What to work on | Read the records and gather each line that includes "bytes".

Available data |
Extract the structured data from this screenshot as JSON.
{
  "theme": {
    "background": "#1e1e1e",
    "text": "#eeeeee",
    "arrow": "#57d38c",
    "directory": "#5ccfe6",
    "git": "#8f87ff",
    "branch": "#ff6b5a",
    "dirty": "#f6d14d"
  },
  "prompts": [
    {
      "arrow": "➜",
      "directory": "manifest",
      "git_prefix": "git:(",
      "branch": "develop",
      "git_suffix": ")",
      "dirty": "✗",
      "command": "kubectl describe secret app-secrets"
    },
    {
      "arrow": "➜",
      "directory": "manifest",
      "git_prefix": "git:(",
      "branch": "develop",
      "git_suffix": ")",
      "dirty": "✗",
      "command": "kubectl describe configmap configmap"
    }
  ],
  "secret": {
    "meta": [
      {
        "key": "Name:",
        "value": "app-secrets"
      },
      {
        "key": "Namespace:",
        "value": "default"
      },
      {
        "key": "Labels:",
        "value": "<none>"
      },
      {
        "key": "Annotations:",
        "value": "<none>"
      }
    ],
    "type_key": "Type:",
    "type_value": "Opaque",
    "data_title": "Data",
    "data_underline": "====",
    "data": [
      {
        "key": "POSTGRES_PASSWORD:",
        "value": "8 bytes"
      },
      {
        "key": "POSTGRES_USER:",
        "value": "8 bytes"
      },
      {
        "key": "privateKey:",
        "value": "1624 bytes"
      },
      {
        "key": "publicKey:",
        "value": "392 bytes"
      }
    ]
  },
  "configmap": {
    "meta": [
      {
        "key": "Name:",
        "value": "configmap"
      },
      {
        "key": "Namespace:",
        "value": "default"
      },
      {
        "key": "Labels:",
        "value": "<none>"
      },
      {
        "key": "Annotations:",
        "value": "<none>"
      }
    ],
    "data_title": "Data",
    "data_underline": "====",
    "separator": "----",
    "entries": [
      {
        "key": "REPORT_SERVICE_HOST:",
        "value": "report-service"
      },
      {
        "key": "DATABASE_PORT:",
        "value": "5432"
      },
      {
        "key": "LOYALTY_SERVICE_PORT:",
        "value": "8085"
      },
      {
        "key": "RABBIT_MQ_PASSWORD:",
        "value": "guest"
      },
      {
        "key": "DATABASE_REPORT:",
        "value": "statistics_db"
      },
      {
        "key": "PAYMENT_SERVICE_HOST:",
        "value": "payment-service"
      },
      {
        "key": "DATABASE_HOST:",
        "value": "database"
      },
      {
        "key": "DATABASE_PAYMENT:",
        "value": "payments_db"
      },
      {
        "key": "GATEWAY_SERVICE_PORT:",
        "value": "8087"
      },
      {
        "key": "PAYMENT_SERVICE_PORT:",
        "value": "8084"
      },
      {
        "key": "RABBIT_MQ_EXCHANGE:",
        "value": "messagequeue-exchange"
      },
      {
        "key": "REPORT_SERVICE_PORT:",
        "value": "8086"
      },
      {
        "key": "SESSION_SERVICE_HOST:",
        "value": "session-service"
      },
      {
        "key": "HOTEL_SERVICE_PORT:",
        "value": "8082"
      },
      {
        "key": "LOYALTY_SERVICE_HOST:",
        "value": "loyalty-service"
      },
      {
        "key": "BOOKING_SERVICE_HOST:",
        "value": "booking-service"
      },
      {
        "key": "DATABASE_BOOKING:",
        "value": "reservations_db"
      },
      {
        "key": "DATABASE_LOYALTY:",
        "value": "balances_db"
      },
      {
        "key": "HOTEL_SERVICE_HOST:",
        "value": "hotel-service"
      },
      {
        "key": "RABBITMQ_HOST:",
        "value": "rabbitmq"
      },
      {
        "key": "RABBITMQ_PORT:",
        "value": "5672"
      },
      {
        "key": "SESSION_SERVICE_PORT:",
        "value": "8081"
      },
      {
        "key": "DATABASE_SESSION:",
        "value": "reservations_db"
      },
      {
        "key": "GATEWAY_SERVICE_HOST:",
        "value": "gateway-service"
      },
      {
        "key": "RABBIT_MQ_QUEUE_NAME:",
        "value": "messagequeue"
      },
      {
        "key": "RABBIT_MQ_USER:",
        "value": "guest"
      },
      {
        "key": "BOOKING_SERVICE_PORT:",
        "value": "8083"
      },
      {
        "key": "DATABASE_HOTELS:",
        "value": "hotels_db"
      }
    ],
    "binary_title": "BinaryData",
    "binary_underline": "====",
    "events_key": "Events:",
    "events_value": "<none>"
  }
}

Completed task |
        "value": "8 bytes"
        "value": "8 bytes"
        "value": "1624 bytes"
        "value": "392 bytes"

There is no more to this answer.